BEIRUT: The minimum capital requirement for insurance companies in Lebanon should be raised to at least $10 million to improve the efficiency of the sector and encourage consolidations among firms, the president of the Lebanese Insurance Association said Wednesday.
“We have too many insurance firms in this country and for this reason the Economy and Trade Ministry should raise the capital from $1.5 million to $10 million. The $1.5 million capital requirement is quite ridiculous,” Assaad Mirza told The Daily Star.
According to Mirza, there are 50 insurance companies operating in Lebanon. He said this was too many for a small country such as Lebanon.
The Economy Ministry, which regulates the insurance sector, raised the capital requirement for firms to $1.5 million more than 10 years ago, but Mirza believes it should be much higher than that.
Mirza stressed that if the requirement were raised to $10 million then most of the small companies would be compelled to either sell their assets or merge with other firms to stay in the very competitive market.
“If we cut this number to 30 to 35 companies then this will be a great step.
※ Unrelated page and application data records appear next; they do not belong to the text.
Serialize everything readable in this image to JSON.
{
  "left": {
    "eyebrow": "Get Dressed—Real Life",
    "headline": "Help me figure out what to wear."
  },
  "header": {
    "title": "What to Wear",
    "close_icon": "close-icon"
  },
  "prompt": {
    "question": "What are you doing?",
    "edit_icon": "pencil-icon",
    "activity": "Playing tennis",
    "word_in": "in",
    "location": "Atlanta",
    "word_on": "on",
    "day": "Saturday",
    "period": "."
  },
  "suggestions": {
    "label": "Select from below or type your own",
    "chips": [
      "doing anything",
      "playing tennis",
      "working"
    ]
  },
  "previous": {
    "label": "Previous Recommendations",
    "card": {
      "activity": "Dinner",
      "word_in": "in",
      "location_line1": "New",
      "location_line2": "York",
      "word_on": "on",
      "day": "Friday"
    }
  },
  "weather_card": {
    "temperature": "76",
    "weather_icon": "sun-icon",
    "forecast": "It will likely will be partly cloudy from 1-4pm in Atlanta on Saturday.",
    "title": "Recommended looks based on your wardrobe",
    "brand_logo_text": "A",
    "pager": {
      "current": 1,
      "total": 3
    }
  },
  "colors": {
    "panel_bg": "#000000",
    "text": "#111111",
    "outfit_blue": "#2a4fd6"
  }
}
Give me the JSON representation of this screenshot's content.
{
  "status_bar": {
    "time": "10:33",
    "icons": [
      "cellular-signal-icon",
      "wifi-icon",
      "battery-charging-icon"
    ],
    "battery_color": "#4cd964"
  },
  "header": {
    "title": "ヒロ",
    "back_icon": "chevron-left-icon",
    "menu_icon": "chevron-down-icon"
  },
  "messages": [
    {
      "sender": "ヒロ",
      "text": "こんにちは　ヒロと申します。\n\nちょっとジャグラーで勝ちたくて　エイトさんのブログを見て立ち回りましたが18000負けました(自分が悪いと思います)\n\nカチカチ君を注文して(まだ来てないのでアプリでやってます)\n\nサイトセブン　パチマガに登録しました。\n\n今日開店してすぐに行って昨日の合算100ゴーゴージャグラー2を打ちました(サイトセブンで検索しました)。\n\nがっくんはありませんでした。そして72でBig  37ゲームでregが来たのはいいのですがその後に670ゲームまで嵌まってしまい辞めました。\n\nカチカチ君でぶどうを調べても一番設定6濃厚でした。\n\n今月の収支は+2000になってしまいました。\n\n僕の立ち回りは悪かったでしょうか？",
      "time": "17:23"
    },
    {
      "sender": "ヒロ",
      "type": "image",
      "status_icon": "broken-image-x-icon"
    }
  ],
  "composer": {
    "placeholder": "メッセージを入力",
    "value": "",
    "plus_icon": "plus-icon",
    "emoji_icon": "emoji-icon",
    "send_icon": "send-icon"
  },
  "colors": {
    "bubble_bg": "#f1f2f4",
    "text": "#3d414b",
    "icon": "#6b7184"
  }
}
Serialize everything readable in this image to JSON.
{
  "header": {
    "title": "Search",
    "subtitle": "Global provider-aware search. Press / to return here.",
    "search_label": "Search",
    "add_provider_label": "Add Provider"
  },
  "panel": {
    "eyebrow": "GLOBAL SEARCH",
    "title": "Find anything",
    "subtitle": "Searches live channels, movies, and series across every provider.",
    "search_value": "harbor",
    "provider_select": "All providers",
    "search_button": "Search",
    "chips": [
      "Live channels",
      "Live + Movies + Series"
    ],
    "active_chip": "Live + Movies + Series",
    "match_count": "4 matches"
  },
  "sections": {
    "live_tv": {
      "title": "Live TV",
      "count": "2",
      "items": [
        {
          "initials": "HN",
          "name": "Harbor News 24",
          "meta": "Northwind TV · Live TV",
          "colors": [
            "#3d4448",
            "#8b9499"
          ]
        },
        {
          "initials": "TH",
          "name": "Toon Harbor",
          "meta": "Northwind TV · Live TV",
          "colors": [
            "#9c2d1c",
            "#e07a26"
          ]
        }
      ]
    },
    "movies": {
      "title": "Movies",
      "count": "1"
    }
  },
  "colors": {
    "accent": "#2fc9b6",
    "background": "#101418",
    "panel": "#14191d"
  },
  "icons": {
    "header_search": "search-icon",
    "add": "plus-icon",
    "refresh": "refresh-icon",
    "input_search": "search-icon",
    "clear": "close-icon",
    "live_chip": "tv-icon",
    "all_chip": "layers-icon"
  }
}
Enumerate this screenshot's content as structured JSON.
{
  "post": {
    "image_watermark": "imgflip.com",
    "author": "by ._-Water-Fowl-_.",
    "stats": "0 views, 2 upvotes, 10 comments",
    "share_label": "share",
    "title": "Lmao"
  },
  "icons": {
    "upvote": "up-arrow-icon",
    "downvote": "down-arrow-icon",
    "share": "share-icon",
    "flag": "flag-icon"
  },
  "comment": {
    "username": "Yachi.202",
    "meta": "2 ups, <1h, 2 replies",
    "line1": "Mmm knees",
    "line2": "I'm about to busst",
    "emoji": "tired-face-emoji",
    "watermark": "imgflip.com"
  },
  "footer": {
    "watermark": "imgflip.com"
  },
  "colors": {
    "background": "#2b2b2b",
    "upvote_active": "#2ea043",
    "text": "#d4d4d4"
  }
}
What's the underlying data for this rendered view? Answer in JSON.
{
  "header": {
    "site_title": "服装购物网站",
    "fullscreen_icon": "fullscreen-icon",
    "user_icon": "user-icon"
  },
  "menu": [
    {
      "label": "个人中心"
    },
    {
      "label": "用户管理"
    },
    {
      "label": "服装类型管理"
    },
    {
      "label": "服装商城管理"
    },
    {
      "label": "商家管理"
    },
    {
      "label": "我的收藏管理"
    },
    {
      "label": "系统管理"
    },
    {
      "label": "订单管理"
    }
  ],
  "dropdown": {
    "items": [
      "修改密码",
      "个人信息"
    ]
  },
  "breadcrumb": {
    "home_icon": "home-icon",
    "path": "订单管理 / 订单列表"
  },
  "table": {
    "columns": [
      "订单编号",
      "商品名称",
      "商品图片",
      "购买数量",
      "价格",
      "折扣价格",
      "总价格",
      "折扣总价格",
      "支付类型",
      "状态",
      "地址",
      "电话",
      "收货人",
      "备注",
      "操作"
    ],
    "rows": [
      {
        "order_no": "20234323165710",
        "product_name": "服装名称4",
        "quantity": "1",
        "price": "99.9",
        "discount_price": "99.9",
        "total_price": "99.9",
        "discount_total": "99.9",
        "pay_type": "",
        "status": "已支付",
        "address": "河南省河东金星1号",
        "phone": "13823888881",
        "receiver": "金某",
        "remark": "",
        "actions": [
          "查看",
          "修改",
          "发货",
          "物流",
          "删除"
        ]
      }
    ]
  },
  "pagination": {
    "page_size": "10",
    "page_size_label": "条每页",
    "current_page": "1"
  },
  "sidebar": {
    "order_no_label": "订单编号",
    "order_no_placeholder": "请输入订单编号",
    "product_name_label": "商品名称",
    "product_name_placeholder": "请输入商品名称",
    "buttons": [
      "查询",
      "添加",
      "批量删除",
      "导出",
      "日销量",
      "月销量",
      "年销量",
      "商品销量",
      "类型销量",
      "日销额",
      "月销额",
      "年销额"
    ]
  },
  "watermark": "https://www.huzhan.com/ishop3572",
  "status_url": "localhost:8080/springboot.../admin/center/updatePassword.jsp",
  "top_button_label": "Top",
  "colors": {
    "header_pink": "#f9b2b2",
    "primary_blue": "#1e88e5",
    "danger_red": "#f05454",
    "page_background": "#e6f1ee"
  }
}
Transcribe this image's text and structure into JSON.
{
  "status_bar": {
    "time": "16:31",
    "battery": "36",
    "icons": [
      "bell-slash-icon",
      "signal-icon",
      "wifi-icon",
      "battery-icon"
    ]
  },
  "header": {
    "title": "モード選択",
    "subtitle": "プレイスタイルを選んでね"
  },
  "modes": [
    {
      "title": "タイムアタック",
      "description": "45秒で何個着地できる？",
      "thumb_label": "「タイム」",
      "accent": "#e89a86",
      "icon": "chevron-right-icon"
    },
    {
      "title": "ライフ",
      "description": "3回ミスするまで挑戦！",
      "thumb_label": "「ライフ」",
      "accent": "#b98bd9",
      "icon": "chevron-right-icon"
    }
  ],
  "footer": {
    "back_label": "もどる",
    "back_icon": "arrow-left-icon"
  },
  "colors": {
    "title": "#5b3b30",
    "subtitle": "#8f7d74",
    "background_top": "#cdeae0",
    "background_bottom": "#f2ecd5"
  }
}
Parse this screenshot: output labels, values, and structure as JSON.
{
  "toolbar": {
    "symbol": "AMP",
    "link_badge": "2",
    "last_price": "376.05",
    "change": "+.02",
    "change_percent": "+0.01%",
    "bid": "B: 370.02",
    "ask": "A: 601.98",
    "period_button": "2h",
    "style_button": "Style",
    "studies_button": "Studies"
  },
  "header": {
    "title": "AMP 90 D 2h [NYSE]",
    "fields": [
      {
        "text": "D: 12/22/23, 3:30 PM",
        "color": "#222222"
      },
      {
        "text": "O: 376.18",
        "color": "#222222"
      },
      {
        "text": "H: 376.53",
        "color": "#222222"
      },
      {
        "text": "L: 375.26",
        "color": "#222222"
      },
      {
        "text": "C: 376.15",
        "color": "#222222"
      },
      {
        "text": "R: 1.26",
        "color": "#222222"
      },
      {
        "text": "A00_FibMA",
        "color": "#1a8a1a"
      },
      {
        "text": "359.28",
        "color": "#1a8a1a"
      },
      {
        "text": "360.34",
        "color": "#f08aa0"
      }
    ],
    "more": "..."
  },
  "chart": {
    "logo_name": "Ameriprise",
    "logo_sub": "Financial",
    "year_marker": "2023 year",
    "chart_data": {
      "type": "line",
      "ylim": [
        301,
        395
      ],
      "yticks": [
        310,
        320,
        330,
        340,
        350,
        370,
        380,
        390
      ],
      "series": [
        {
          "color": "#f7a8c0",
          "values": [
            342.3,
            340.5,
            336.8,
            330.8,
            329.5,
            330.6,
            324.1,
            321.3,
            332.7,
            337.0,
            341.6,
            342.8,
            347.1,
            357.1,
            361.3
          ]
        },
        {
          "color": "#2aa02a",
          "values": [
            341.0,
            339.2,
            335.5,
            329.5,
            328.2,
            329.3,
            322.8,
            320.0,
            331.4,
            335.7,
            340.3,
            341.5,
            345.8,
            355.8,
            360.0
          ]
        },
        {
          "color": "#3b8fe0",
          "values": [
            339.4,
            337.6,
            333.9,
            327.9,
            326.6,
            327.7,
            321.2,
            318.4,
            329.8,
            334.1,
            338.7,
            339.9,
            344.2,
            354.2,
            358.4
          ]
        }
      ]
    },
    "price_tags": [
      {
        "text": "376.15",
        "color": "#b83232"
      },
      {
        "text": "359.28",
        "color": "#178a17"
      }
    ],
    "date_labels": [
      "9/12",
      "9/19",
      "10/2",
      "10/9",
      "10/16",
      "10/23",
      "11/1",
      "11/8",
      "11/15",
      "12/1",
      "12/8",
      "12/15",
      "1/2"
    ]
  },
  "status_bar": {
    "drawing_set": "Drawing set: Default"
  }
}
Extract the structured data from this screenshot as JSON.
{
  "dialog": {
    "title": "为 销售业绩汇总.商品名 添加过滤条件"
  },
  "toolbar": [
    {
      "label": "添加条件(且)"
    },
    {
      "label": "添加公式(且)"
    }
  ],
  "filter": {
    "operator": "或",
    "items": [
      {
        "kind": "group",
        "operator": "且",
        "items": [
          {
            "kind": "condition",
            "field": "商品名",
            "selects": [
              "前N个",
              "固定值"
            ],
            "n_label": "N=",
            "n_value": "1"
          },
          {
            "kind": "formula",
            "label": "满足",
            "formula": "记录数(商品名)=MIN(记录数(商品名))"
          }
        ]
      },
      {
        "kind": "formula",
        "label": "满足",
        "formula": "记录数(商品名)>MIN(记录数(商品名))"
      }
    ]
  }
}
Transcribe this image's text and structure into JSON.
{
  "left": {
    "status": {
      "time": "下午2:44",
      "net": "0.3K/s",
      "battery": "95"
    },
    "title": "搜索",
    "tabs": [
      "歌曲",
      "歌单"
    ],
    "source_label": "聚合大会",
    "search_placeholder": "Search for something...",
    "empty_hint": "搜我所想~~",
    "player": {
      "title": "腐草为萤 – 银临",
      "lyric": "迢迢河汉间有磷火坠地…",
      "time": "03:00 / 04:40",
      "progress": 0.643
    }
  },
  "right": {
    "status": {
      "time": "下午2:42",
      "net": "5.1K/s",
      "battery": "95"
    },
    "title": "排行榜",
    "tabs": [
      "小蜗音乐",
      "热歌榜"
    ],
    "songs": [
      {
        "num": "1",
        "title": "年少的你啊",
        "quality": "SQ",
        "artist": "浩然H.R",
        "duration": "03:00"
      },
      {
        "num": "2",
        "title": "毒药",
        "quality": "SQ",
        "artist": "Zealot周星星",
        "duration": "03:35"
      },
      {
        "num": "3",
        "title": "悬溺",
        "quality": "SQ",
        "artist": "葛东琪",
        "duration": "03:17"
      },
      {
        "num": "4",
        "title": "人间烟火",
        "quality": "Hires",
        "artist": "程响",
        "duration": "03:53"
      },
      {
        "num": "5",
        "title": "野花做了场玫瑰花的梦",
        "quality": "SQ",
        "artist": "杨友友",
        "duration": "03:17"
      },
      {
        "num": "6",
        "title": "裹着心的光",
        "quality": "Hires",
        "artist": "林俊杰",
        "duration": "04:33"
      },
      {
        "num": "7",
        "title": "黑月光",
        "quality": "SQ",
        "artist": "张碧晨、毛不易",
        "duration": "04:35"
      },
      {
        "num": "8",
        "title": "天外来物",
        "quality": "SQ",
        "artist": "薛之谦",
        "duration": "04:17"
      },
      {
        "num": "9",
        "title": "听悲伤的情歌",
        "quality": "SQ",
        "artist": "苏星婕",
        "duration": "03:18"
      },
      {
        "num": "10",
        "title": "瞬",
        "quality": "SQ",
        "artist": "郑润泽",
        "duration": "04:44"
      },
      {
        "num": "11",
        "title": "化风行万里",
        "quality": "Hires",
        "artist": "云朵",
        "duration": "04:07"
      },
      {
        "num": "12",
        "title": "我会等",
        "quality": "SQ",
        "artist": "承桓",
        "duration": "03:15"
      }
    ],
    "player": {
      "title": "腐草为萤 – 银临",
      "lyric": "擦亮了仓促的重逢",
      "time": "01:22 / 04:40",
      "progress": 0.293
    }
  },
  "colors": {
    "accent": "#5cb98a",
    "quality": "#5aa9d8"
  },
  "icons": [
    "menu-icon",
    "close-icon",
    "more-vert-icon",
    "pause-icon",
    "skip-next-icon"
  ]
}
But the sector cannot prosper if the capital remains very low.”
The country’s 10 largest banks control more than 80 percent of the market share in Lebanon and rest is divided among the smaller firms.
Mirza said any company with small operations could raise the $1.5 million capital but if the capital were raised more than that then these firms may abandon plans to stay in the market.
Mirza argued that Lebanese insurance firms need to be on equal footing with other large companies in the Middle East and one way to do that is by raising the capital and solvency ratio.
Mirza said that despite the acceptable growth of the insurance industry the sector nevertheless was far from playing a commanding role in the Lebanese economy.
“Total written insurance premiums in the first six month of 2013 were $739.02 million with a 7 percent growth compared to the same period of last year,” he said.
“But this growth was only attained after the government and the National Social Security Fund raised medical and hospitalization fees. We may have a premium of $1.2 billion to $1.4 billion at the end of this year. But this growth is still not enough.”
Mirza believes that if the country enjoyed full political stability and a government to run the affairs of the country then the premiums could easily reach $2 billion.
“We expect to achieve a growth of 7 percent, which is similar to last year but we are not too satisfied. We need to have a growth close to 2010,” he said.
He said that revenues from auto insurance fell this year as more Lebanese shifted to smaller and fuel efficient cars.
“The insurance on small cars is far cheaper than medium and large cars, and naturally the revenues from the motor insurance fell this year.”
But the industry leader remains upbeat about the future of Lebanon’s insurance sector.
“I am an optimist by nature. I am sure we are going to witness a very good growth in four or five years,” Mirza said.
The Lebanese insurance industry is already considered one of the most developed in the region.
Earlier this year, global reinsurer Swiss Re ranked Lebanon 48th worldwide and first in the Middle East region in terms of insurance penetration – measured in insurance premiums as a percentage of GDP.
But Mirza insisted that despite the improvement, the ratio of insurance premiums to Lebanon’s GDP was still too low compared other sectors.